On Mon, 9 Jun 2014, Florian Weimer wrote:
> I think such warning (and perhaps an advice to use -randfile
> /dev/random?) should be reflected in documents telling people to use
> openssl genrsa et al. to generate keys.
"-randfile /dev/random" hopefully does not offer any real benefit.
BTW: A small erratum: the correct name of the option seems to be "-rand"
rather than "-randfile". I am sorry I got it wrong.
It guarantees that keys are generated from good entropy. How that can't be
a real benefit?
Unfortunately, it turns out OpenSSL is very entropy-hungy and it sucks
2048 bytes every time it gets a device as a parameter to "-rand". This
means it drains the kernel entropy pool pretty quickly, it takes a long
time to finish and most of the precious bits of entropy are wasted. :(
> Come to think of it, maybe it would also be a good idea to patch
> commands to print the warning when they are used to generate new keys
> without a good source of entropy.
Currently, there is no non-blocking way to detect that the kernel pool
has been initialized. I proposed a patch to add a variable under
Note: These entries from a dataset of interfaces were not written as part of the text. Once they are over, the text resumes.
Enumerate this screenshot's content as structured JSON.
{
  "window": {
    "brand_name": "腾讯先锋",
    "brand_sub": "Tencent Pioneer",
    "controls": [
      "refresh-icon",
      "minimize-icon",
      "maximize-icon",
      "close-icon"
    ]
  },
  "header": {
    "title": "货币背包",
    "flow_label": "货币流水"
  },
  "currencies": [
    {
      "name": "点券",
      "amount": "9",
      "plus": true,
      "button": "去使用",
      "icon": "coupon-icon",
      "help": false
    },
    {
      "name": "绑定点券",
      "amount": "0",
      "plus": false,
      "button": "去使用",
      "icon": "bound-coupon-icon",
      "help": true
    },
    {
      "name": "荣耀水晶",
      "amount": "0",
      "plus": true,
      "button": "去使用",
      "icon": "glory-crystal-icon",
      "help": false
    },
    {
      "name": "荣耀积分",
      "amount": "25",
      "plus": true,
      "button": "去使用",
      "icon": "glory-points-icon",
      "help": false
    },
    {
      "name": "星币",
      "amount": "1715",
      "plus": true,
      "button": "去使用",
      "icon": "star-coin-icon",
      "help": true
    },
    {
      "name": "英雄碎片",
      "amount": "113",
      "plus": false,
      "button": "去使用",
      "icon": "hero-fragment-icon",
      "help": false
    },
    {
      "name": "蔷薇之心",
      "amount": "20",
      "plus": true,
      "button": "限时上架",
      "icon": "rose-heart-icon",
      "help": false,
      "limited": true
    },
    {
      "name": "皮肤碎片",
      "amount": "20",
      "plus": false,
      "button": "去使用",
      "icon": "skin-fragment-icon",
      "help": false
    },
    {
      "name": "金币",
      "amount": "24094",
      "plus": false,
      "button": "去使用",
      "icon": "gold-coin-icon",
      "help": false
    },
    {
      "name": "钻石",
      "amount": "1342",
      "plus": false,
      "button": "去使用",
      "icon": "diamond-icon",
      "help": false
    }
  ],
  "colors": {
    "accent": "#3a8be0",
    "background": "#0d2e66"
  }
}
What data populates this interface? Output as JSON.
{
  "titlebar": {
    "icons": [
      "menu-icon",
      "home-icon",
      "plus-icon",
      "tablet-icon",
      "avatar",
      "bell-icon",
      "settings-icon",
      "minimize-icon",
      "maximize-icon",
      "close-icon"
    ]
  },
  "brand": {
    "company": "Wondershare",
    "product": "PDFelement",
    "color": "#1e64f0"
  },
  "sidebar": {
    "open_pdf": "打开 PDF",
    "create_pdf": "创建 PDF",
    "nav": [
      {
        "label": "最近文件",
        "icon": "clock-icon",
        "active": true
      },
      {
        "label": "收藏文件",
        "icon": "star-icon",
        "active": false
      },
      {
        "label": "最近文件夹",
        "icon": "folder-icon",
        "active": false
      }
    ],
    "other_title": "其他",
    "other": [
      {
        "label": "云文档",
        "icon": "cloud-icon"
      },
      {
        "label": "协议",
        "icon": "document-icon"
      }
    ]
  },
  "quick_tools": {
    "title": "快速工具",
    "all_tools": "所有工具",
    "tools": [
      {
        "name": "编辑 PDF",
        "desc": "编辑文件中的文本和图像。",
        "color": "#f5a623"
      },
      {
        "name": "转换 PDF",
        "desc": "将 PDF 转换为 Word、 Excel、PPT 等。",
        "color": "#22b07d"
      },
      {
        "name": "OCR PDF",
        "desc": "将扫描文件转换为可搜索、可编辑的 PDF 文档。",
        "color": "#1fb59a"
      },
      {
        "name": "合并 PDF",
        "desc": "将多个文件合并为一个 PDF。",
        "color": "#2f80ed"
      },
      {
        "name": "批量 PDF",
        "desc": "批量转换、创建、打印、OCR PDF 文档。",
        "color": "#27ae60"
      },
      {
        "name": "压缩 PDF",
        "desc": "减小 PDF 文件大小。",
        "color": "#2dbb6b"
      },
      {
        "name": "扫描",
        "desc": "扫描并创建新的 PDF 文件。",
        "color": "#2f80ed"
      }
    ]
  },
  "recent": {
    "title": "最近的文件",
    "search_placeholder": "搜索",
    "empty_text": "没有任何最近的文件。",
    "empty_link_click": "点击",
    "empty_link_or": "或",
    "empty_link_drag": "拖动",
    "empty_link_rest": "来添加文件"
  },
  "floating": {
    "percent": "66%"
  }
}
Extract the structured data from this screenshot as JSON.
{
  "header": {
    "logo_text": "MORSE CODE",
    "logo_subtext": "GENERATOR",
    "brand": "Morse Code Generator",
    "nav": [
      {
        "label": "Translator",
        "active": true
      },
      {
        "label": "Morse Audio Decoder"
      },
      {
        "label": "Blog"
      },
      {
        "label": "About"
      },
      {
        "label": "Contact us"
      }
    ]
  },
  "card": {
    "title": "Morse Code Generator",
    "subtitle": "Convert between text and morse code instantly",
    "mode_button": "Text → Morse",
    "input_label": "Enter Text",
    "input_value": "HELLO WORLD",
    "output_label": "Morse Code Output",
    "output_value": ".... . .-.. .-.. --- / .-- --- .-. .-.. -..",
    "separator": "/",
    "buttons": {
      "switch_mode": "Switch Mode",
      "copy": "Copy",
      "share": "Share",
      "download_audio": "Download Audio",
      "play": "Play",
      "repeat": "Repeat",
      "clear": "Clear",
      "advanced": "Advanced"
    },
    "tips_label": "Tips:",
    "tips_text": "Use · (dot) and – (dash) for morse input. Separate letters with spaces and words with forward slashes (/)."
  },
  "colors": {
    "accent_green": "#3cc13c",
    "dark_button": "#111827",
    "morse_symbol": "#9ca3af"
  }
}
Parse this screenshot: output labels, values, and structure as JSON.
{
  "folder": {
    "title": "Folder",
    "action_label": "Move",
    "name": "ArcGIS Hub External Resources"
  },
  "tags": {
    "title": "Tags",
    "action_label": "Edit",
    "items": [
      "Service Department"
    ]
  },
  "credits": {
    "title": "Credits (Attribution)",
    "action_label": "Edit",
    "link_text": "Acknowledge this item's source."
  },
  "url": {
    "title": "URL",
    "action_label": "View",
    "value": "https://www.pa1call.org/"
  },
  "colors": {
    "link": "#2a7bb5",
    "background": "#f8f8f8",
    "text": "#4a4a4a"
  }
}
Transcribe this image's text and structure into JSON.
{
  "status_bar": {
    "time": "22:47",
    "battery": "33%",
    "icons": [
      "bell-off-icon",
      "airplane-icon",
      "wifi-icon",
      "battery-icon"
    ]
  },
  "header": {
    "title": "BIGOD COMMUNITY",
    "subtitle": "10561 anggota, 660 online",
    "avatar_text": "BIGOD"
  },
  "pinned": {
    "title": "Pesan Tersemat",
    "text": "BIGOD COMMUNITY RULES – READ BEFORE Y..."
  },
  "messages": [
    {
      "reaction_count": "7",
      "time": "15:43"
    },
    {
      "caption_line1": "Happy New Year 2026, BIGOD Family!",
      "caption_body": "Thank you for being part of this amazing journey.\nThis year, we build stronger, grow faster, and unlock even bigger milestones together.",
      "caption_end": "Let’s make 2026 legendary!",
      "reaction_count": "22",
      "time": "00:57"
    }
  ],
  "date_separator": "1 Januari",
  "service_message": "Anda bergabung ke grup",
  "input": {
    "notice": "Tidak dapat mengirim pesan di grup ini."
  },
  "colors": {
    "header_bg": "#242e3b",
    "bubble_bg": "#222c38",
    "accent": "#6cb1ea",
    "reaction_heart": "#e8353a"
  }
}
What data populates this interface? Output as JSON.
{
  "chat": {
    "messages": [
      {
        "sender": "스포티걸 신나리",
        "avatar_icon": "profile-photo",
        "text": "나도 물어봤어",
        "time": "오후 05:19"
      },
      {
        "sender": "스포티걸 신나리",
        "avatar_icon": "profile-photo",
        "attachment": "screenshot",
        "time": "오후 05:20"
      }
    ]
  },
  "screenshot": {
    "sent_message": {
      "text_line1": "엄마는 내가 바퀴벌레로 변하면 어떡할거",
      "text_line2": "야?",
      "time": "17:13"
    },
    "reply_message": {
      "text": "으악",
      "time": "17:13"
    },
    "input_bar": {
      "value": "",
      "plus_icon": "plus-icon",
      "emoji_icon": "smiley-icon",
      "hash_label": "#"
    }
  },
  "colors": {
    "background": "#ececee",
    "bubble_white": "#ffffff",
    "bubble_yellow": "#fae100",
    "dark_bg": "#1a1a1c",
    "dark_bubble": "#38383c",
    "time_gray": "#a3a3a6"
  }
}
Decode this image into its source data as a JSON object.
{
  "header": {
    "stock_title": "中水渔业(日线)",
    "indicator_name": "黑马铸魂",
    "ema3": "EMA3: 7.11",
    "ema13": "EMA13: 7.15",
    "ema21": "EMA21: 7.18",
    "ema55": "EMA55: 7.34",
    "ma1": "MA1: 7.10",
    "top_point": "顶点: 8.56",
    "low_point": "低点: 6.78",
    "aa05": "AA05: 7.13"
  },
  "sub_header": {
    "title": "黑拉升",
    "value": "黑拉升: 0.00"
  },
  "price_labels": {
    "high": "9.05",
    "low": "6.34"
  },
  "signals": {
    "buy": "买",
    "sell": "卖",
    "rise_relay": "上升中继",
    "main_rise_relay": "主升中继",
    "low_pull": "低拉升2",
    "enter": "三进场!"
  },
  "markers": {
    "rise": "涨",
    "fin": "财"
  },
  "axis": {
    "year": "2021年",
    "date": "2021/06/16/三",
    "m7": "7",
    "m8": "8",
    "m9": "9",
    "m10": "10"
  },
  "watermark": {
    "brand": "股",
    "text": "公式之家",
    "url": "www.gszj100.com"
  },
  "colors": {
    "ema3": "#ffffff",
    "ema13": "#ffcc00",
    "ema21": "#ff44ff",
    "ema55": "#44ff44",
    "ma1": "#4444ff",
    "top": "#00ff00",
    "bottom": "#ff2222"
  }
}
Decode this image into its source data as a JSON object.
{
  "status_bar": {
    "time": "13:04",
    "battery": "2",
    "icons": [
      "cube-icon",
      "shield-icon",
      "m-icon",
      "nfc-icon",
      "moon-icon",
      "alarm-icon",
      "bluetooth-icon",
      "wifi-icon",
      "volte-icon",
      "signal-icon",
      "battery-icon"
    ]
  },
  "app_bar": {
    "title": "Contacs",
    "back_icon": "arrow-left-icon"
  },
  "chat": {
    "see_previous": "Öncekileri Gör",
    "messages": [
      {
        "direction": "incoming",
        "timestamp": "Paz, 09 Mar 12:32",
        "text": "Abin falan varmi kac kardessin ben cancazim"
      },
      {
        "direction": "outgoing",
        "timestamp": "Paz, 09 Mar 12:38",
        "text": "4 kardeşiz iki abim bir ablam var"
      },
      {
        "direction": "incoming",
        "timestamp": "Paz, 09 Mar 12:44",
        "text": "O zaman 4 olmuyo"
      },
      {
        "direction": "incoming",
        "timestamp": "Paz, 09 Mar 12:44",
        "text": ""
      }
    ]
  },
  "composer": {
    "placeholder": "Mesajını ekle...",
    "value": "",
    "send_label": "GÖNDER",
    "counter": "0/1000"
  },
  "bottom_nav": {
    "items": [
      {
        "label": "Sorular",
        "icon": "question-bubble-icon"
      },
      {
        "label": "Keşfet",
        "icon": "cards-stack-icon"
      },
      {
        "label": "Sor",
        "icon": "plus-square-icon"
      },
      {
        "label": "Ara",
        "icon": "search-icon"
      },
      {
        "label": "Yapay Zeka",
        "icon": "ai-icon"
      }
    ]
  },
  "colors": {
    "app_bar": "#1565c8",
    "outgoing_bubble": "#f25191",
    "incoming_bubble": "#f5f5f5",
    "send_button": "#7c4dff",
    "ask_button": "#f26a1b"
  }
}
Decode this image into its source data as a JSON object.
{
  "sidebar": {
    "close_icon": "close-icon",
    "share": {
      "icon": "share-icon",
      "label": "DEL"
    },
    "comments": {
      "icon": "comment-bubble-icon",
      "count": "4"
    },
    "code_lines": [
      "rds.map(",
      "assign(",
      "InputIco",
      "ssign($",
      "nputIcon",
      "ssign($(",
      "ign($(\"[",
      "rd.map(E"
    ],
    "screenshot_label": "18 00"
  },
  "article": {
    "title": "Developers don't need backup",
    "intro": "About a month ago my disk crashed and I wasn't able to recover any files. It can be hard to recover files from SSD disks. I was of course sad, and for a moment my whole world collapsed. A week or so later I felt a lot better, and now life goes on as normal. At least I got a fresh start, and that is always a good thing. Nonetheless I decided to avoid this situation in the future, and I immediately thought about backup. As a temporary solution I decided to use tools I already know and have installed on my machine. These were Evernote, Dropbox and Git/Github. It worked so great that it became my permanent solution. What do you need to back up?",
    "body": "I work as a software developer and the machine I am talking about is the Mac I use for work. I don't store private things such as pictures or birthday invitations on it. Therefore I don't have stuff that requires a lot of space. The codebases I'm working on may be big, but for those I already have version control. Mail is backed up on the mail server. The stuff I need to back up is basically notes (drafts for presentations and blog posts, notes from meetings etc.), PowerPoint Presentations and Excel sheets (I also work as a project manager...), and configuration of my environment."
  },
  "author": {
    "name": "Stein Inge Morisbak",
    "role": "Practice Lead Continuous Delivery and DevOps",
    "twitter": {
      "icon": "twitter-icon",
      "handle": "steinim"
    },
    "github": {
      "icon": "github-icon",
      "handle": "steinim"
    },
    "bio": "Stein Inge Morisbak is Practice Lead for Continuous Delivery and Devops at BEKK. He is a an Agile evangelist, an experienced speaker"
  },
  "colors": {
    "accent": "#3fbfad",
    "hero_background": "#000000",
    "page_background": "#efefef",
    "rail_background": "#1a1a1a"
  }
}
/proc/sys, but that wasn't accepted. [...]
There are three possible levels:
0. Generate the key and do not care about entropy. This is listed merely
for the sake of completeness. I hope (against all odds) no one is ever
going to do that intentionally.
1. The key may be generated using recycled entropy as long as the
recycling is done by a cryptographically secure generator and the
amount of entropy used to seed the generator is sufficient.
2. The key shall be generated using fresh entropy--or a dedicated
generator seeded with a sufficient amount of fresh entropy.
Personally, I think the second level should be preferred for any long-term
keys. But it would not make sense to do any checks in this case because
there would be a race condition between the check and an attempt to
acquire the entropy. One can do a non-blocking read from /dev/random.
Unfortunately, the device is designed to return chunks of EXTRACT_SIZE
bytes and it is not possible to acquire more entropy atomically (all or
nothing). One could read_wakeup_threshold sysctl but I do not think it
A process that would hit the bottom of the pool in the middle of reading
would have to throw out any bytes it has read so far, or--it is
privileged--feed them back to the kernel.
If the first level is sufficient for you and your kernel is >= 3.11
then it seems to me everything you need to do is to check whether
kernel.random.entropy_avail sysctl or RNDGETENTCNT ioctl return
a nonzero value and read from /dev/urandom. Kernels since 3.11 always
seed the nonblocking pool with at least 128 bits (the number is hardwired)
before they start adding bits to the input pool.
An alternative, purely userspace, solution that would work on any kernel
could be as follows: start a background process that
1. acquires a given amount of entropy from /dev/random,
2. feeds it to /dev/urandom (in fact, it does not really matter where the
data are written because they are always mixed into both pools)
3. raises a flag telling everyone /dev/urandom has been seeded and exits.
Pavel Kankovsky aka Peak "Que sais-je?"